Continuing the theme of ludicrous looking AFVs, the Soviet KV-2 was an early War monster.
Let’s take a look at another tank who’s design aesthetic was inspired by Warner Brothers.
Previously I posted about the KV-1 tank. The KV-2 was substantially the same machine with the same strengths and weaknesses. But the Soviets wanted something that could stand at the front and outfight fortified bunkers. While the KV-1 was armored well enough, it lacked for high angle, high explosive fire. So that is exactly the weakness the KV-2 was built to fix. It was armed with a 152mm howitzer and sacrificed nothing in terms of armor thickness.

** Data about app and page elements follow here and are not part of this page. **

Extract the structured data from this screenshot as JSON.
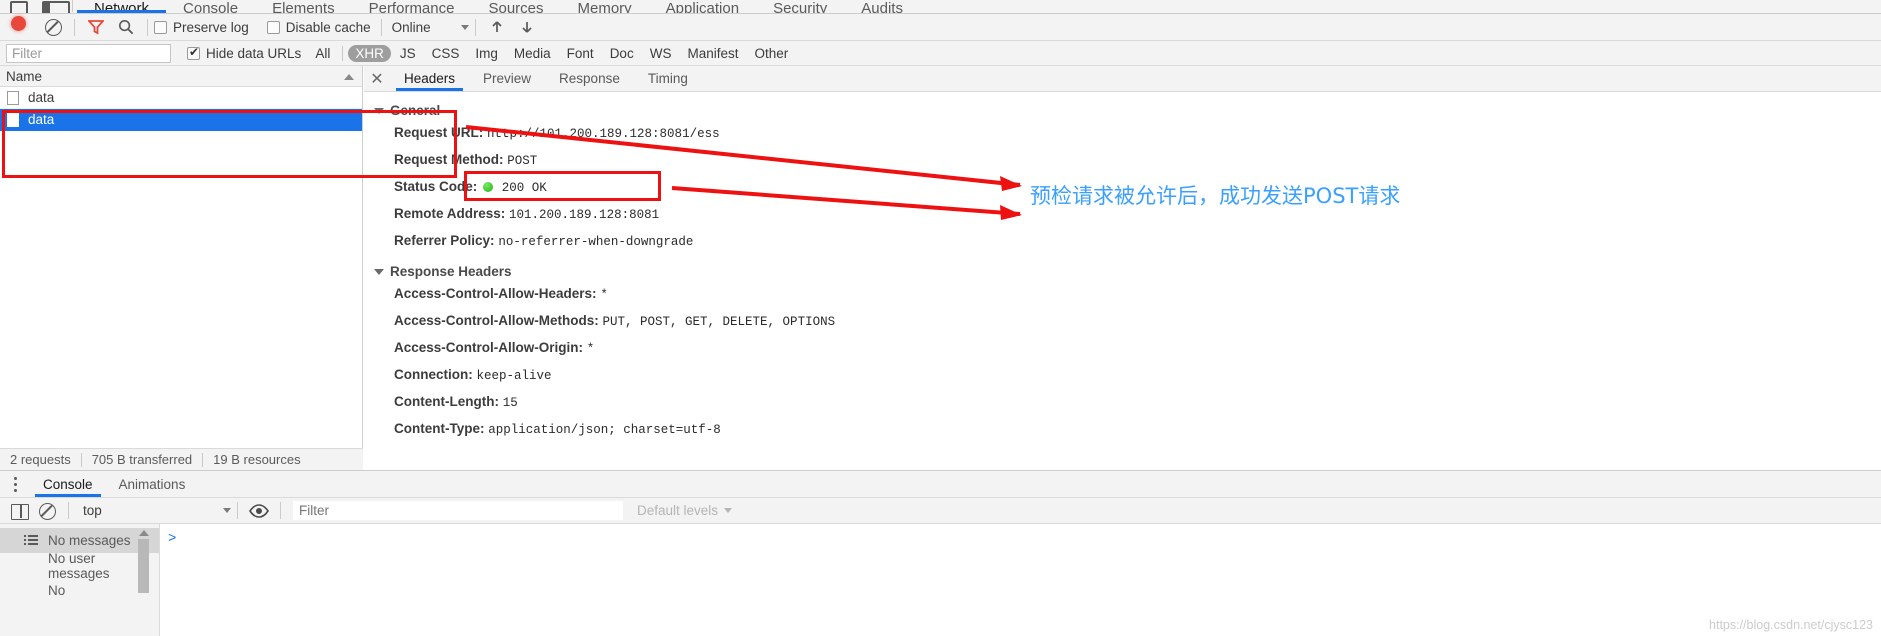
{
  "panel_tabs": [
    {
      "label": "Network",
      "active": true
    },
    {
      "label": "Console",
      "active": false
    },
    {
      "label": "Elements",
      "active": false
    },
    {
      "label": "Performance",
      "active": false
    },
    {
      "label": "Sources",
      "active": false
    },
    {
      "label": "Memory",
      "active": false
    },
    {
      "label": "Application",
      "active": false
    },
    {
      "label": "Security",
      "active": false
    },
    {
      "label": "Audits",
      "active": false
    }
  ],
  "network_toolbar": {
    "record_icon": "record-dot-icon",
    "clear_icon": "clear-icon",
    "filter_icon": "funnel-icon",
    "search_icon": "search-icon",
    "preserve_log_label": "Preserve log",
    "preserve_log_checked": false,
    "disable_cache_label": "Disable cache",
    "disable_cache_checked": false,
    "throttling_value": "Online",
    "import_icon": "upload-arrow-icon",
    "export_icon": "download-arrow-icon"
  },
  "filter_bar": {
    "filter_placeholder": "Filter",
    "filter_value": "",
    "hide_data_urls_label": "Hide data URLs",
    "hide_data_urls_checked": true,
    "types": [
      {
        "label": "All",
        "active": false
      },
      {
        "label": "XHR",
        "active": true
      },
      {
        "label": "JS",
        "active": false
      },
      {
        "label": "CSS",
        "active": false
      },
      {
        "label": "Img",
        "active": false
      },
      {
        "label": "Media",
        "active": false
      },
      {
        "label": "Font",
        "active": false
      },
      {
        "label": "Doc",
        "active": false
      },
      {
        "label": "WS",
        "active": false
      },
      {
        "label": "Manifest",
        "active": false
      },
      {
        "label": "Other",
        "active": false
      }
    ]
  },
  "request_list": {
    "column_header": "Name",
    "rows": [
      {
        "name": "data",
        "selected": false
      },
      {
        "name": "data",
        "selected": true
      }
    ]
  },
  "status_bar": {
    "requests": "2 requests",
    "transferred": "705 B transferred",
    "resources": "19 B resources"
  },
  "details": {
    "close_icon": "close-icon",
    "tabs": [
      {
        "label": "Headers",
        "active": true
      },
      {
        "label": "Preview",
        "active": false
      },
      {
        "label": "Response",
        "active": false
      },
      {
        "label": "Timing",
        "active": false
      }
    ],
    "general": {
      "title": "General",
      "rows": [
        {
          "key": "Request URL:",
          "value": "http://101.200.189.128:8081/ess"
        },
        {
          "key": "Request Method:",
          "value": "POST"
        },
        {
          "key": "Status Code:",
          "value": "200 OK",
          "has_status_dot": true
        },
        {
          "key": "Remote Address:",
          "value": "101.200.189.128:8081"
        },
        {
          "key": "Referrer Policy:",
          "value": "no-referrer-when-downgrade"
        }
      ]
    },
    "response_headers": {
      "title": "Response Headers",
      "rows": [
        {
          "key": "Access-Control-Allow-Headers:",
          "value": "*"
        },
        {
          "key": "Access-Control-Allow-Methods:",
          "value": "PUT, POST, GET, DELETE, OPTIONS"
        },
        {
          "key": "Access-Control-Allow-Origin:",
          "value": "*"
        },
        {
          "key": "Connection:",
          "value": "keep-alive"
        },
        {
          "key": "Content-Length:",
          "value": "15"
        },
        {
          "key": "Content-Type:",
          "value": "application/json; charset=utf-8"
        }
      ]
    }
  },
  "drawer": {
    "menu_icon": "kebab-menu-icon",
    "tabs": [
      {
        "label": "Console",
        "active": true
      },
      {
        "label": "Animations",
        "active": false
      }
    ],
    "console_toolbar": {
      "sidebar_icon": "sidebar-toggle-icon",
      "clear_icon": "clear-icon",
      "context_value": "top",
      "eye_icon": "eye-icon",
      "filter_placeholder": "Filter",
      "filter_value": "",
      "levels_value": "Default levels"
    },
    "sidebar_items": [
      {
        "label": "No messages",
        "icon": "list-icon",
        "selected": true
      },
      {
        "label": "No user messages",
        "icon": "user-icon",
        "selected": false
      },
      {
        "label": "No",
        "icon": "error-icon",
        "selected": false
      }
    ],
    "prompt": ">"
  },
  "annotations": {
    "note_text": "预检请求被允许后，成功发送POST请求",
    "note_color": "#3aa0ff",
    "box_color": "#ee1111"
  },
  "watermark": "https://blog.csdn.net/cjysc123"
}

So the good news was, it could do exactly what it was designed for; waddle up to an enemy field fortification and reduce it to rubble. But the bad news, no surprise here, it was even less mobile and less reliable than its KV-1 stablemate. In particular, the weight of the turret was so great it could only rotate on level ground.
Keep in mind this was never meant for high speed, open ground type operations; that’s what a T-34 was for. When Germany launched Operation Barbarossa in June of 1941 the Soviets found themselves in a highly fluid defensive campaign that the KV-2 was not well suited for. It was never meant to be a main battle tank and as such was never produced in mass numbers, but rather as a supplement alongside the KV-1. As such, only 334 were built before the factories were relocated to avoid the Nazi onslaught. When those factories resumed operations from beyond the Urals they focused on other, more useful designs.
By the time the Soviets needed such heavy armor again in 1944 they had newer, more capable designs.
As an aside, most other combatants expected specially trained *skilled* troops to do this sort of bunker busting (ie. combat engineers). Specialized weapons ARE a part of that formula, but the Soviets were largely opposed to such *elite* type training and instead sought a bigger stick. Sorry, that’s just my editorial opinion on this.
This is the Tamiya kit.